Kazakh’s role is to help her discover her place in the world, but doing so goes against the rules and norms of wolf society and could even cost him his life. Each obstacle that Akea overcomes makes her stronger and brings her closer to her goal, until she finally ends up fitting in where she physically stands out the most, and is accepted by both the wolves and the family she left behind.
What message will the follow-up book ‘Akea - His Mother’s Son’ teach readers?
Akea’s wolf-dog son, Salvador, is captured by humans and taken to a wildlife park where he is shunned as a ‘mongrel’ by the first wolf he meets there. On learning of a threat to his family (I won’t tell you how – that would spoil it) he must convince her and the other wolves to accept his leadership, escape with him, and return in time to save his pack. So essentially, you have the same issues of acceptance and overcoming obstacles, particularly as, like his mother, Salvador has some unique qualities of his own.
But, of course, it’s not just Salvador that has to adjust to being separated from his family. Akea and the rest of the wolf pack have to come to terms with the loss of Salvador, too. So this second book has a dual narrative which allows the reader to see both sides of this experience of loss and change.
Your work has been recognised by Oldfield Park Junior School, naming a class (Elizabeth Jade class) after you, as well as using your books as a base for discussion on what makes children different and how they can celebrate their differences. How does that make you feel?
To begin with, I didn’t understand why my parents were so excited by this. I struggle with self-worth and couldn’t see why anyone would want to name something after me, especially when the email said I would be an inspiration to the class.

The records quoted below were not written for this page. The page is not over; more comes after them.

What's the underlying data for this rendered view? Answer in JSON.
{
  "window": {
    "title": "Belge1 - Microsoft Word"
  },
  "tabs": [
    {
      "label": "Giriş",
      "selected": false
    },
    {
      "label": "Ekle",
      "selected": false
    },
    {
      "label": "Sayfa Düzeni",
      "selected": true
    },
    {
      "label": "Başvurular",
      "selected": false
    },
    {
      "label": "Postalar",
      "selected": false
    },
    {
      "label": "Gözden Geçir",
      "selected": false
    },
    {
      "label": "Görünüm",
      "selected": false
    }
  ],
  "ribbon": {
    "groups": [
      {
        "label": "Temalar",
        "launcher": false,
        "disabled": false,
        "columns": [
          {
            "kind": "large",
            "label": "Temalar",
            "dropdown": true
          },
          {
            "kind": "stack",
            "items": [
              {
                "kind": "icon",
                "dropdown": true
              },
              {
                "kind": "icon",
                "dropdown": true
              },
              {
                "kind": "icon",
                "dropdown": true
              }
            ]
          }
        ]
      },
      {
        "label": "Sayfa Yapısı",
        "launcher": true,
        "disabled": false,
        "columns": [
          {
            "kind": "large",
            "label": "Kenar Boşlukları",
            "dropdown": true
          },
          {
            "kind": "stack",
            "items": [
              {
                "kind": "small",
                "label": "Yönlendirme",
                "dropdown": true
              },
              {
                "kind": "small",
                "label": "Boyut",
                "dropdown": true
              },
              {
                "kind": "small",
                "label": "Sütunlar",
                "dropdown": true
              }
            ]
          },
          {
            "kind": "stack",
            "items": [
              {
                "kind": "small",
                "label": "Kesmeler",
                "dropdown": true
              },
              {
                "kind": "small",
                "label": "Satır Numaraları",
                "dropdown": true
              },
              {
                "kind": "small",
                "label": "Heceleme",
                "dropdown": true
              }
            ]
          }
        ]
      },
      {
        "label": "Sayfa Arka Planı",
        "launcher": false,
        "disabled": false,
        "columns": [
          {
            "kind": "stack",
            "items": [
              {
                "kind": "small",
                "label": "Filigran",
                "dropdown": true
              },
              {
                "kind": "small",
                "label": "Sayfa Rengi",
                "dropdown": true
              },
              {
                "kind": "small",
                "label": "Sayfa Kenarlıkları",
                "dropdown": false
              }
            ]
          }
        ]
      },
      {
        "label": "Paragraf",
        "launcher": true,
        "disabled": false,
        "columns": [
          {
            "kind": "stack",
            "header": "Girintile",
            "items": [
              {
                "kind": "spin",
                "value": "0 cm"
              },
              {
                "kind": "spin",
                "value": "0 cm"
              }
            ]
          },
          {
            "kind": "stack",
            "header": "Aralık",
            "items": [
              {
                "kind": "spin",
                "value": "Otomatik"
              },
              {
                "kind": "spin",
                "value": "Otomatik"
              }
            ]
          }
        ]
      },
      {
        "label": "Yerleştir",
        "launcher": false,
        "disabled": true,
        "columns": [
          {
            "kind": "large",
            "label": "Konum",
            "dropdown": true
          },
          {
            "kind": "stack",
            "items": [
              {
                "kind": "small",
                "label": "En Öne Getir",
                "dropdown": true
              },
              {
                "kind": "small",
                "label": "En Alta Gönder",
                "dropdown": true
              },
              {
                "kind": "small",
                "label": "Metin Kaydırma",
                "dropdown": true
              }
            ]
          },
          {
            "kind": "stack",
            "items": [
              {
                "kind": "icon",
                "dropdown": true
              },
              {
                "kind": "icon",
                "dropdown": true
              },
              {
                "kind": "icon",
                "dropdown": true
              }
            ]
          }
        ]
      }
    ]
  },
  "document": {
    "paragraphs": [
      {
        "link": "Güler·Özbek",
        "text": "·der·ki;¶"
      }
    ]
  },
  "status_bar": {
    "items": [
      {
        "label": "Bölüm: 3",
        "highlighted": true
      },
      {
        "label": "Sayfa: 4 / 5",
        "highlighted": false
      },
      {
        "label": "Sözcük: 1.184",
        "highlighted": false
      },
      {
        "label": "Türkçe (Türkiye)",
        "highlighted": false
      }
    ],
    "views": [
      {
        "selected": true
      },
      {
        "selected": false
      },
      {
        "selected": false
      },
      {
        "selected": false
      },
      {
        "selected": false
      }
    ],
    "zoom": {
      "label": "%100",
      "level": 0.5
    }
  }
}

I really couldn’t see why that would be the case. But we looked up some of the other names that had been chosen, which helped a bit. Several struggled with issues like dyslexia and some were former Children’s Laureates. So we were all being used as positive examples for the children. It also helped me to learn that several members of the class are autistic like me, and I liked the fact that learning about me would be a source of encouragement to them.
I never imagined my books being used as a basis for classroom discussions. But then, I hadn’t realised my stories contained such important lessons until some of my readers pointed this out to me. It’s amazing what your subconscious can do, isn’t it? The thought that my stories can help make life easier for those with additional challenges, so they don’t have to struggle the way I did, does make me happy, and I plan to keep in touch with Elizabeth Jade class over the coming school year, so I can encourage them further.
Finally, how can readers keep up to date with your books and other activities?
I do have a website – www.elizabethjade.org – where people can find out a bit more about me and follow my blog. They can also listen to some dramatic readings from the first Akea adventure, or download a sample from one of my books to read. There are also purchase links to Amazon for those who want to buy the books, but they can just as easily be ordered from a bookshop or even borrowed from a library. Several libraries in Devon and Somerset already have copies. You can click on the book cover to visit Elizabeth Jade's website, plus social media channels.